**Exercise aim:** Go through the listing below. Copy each line that has the string "Public".

[[ Source information, beginning ]]

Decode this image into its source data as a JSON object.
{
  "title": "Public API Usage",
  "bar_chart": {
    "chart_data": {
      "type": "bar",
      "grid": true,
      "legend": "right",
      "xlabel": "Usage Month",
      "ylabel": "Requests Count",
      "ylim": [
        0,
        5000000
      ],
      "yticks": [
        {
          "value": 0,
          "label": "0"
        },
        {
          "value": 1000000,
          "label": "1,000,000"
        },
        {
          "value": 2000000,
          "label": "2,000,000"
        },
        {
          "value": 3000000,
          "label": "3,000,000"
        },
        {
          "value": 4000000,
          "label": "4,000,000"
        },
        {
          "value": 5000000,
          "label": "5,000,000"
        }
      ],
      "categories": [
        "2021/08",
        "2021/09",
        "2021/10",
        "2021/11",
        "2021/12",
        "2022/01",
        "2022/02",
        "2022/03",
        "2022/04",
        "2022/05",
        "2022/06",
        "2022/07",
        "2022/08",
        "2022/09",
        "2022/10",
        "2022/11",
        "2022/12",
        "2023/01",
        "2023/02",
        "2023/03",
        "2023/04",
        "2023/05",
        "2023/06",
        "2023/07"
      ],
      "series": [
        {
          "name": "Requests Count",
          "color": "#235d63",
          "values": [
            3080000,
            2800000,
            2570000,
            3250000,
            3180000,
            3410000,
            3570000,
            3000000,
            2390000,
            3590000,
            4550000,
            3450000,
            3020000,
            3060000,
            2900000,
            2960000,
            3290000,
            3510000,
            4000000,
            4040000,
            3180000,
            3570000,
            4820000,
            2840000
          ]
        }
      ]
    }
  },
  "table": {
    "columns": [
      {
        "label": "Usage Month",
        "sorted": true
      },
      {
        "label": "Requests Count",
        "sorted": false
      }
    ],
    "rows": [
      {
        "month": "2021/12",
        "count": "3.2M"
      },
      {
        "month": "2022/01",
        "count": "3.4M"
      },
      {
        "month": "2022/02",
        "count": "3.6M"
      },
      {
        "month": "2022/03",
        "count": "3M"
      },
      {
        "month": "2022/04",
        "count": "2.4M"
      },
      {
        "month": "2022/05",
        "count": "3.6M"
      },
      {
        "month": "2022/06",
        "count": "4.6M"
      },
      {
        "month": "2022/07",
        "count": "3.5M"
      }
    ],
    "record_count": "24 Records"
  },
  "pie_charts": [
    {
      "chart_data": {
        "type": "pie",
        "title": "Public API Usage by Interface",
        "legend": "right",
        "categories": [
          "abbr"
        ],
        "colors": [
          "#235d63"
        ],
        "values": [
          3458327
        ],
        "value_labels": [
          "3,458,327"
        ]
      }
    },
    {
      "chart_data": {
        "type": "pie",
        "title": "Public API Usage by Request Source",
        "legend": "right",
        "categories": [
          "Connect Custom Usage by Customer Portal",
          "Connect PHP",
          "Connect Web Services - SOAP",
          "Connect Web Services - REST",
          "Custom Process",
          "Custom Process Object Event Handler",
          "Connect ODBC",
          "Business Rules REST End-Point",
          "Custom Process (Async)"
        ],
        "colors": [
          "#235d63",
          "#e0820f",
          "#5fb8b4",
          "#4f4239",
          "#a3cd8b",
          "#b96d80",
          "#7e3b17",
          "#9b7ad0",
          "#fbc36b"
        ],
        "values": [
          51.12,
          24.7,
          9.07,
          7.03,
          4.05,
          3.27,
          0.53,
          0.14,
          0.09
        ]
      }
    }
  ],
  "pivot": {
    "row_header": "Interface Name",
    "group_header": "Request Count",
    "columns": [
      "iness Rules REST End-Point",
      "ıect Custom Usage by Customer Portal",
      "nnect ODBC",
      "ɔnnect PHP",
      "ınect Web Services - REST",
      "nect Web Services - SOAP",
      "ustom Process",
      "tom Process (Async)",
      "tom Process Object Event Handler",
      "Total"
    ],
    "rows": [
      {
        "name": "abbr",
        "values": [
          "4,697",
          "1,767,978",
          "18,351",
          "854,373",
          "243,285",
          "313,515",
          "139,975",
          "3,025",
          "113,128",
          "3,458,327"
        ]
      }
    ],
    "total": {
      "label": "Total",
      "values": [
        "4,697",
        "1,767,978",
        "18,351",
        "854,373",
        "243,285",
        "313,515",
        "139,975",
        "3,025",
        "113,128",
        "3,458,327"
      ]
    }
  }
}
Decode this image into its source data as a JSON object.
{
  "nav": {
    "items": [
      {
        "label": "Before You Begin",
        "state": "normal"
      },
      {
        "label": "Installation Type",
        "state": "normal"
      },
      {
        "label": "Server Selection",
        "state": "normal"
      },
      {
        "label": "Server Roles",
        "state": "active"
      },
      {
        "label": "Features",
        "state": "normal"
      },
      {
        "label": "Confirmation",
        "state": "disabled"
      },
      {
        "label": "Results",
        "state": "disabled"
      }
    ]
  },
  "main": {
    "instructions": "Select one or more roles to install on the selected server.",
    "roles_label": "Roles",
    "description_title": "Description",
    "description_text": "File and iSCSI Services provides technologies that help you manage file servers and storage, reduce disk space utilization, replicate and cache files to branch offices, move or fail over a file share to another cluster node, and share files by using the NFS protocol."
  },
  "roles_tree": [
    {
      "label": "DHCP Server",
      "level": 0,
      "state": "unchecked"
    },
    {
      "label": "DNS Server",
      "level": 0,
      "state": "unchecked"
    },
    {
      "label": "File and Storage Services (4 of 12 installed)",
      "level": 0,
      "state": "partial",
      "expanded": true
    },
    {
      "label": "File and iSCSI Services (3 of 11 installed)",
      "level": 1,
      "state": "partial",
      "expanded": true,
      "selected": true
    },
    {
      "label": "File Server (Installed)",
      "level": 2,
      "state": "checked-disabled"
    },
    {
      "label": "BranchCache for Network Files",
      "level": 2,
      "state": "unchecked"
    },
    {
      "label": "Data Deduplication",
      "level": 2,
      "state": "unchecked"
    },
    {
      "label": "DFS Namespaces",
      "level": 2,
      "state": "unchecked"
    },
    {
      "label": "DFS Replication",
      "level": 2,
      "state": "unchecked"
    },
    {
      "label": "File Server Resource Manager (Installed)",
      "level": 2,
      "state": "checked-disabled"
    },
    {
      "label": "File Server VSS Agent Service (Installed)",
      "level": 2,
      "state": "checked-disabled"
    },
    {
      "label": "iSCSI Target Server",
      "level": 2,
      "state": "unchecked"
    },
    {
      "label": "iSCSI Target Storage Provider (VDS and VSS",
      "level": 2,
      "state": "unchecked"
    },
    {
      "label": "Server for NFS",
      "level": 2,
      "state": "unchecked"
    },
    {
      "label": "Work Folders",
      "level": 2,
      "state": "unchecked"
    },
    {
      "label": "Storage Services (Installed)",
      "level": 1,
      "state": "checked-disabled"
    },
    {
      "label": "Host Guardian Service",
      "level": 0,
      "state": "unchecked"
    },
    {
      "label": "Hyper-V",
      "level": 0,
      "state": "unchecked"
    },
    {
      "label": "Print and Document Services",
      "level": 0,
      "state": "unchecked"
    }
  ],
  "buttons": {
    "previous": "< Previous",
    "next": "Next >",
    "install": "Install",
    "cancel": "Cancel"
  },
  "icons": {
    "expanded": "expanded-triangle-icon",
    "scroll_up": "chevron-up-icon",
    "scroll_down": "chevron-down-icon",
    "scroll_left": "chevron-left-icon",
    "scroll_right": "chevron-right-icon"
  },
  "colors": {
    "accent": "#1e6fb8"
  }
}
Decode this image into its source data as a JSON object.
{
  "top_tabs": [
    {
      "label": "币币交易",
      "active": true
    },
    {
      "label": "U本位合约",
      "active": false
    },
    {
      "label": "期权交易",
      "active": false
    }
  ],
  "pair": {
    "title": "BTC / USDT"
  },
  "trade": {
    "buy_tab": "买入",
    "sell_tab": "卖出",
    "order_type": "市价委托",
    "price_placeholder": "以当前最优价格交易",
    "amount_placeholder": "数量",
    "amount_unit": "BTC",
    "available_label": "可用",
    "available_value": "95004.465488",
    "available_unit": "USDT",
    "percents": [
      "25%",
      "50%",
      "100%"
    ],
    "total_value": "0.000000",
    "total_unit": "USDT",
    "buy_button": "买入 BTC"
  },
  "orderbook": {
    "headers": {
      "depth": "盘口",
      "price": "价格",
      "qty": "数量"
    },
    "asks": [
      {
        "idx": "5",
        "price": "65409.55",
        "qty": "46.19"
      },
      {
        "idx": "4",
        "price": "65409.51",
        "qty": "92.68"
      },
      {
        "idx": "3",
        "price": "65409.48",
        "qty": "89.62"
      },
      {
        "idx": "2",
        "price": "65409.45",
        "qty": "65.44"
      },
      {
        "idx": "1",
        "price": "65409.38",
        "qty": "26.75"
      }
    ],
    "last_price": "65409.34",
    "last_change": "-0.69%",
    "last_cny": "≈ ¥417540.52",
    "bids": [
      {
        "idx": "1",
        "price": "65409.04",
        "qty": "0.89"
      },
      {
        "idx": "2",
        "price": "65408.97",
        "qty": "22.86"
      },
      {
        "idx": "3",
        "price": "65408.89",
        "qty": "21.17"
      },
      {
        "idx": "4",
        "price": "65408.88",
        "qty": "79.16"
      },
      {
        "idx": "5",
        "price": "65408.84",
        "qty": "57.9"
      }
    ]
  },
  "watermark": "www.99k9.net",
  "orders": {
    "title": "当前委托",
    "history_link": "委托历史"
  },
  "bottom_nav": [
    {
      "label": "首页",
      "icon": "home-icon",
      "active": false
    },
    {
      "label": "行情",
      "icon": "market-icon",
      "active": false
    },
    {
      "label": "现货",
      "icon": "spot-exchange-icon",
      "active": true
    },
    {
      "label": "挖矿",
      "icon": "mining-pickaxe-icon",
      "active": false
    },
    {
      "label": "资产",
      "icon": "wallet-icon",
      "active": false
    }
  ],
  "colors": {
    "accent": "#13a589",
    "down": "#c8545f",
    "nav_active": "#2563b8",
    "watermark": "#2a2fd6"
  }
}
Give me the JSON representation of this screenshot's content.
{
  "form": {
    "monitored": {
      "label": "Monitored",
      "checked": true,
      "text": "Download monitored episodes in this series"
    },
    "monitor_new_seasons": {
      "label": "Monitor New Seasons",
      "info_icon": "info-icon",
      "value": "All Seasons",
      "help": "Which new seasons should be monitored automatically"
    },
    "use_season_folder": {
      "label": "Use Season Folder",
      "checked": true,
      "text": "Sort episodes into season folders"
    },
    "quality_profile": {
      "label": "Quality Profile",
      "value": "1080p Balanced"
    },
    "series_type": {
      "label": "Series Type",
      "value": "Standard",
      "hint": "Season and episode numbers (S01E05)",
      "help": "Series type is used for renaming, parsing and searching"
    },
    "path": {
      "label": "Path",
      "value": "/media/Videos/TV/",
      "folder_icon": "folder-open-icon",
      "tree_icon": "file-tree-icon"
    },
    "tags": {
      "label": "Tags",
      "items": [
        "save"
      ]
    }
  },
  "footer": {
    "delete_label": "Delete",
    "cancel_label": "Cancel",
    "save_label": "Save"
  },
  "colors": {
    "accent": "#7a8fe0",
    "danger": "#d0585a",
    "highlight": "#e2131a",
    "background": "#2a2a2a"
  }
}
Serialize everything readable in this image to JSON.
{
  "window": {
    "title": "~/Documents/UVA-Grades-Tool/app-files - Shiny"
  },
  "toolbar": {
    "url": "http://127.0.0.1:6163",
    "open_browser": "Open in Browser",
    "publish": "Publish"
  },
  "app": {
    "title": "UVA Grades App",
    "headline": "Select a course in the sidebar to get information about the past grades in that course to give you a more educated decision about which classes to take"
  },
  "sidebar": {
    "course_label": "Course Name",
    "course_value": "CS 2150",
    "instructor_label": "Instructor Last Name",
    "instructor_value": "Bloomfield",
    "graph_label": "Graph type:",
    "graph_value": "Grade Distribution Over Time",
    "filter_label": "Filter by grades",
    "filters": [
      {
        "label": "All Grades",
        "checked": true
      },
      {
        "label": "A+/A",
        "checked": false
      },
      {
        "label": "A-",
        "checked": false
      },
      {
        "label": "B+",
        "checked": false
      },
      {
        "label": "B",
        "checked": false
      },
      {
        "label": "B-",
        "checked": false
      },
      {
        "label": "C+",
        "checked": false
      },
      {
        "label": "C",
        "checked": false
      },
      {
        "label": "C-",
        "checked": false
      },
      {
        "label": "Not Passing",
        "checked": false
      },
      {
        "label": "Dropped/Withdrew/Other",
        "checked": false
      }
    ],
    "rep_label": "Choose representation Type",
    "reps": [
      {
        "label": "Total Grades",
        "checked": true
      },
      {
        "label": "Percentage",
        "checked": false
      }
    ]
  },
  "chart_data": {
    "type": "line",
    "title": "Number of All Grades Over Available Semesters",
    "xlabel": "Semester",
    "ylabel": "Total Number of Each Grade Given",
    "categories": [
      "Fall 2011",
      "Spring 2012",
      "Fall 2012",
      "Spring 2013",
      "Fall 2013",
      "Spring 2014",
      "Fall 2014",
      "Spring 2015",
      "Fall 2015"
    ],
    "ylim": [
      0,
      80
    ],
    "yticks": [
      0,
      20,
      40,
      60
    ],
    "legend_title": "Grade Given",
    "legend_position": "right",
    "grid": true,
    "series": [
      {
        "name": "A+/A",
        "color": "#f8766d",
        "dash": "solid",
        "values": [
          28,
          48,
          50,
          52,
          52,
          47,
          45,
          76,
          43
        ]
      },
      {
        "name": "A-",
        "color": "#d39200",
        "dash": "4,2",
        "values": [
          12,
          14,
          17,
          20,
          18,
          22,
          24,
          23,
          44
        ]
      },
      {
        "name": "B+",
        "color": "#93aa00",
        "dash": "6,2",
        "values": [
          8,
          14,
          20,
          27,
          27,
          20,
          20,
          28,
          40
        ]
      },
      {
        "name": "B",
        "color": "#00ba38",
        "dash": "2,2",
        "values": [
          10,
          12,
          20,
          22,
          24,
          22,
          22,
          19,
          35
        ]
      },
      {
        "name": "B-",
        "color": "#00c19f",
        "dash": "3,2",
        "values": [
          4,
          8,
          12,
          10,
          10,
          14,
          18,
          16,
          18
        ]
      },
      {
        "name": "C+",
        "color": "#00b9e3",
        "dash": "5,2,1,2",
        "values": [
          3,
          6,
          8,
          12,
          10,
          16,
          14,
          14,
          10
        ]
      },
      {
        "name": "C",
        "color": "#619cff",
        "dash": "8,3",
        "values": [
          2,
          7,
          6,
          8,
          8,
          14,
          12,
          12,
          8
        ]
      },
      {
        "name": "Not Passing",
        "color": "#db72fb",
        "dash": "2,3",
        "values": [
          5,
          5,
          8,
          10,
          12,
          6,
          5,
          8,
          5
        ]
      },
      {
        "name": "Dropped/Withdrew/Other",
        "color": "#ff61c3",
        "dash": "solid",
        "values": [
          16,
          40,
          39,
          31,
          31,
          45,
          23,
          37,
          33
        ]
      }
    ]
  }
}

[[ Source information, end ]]

**Response to this task:**
  "title": "Public API Usage",
        "title": "Public API Usage by Interface",
        "title": "Public API Usage by Request Source",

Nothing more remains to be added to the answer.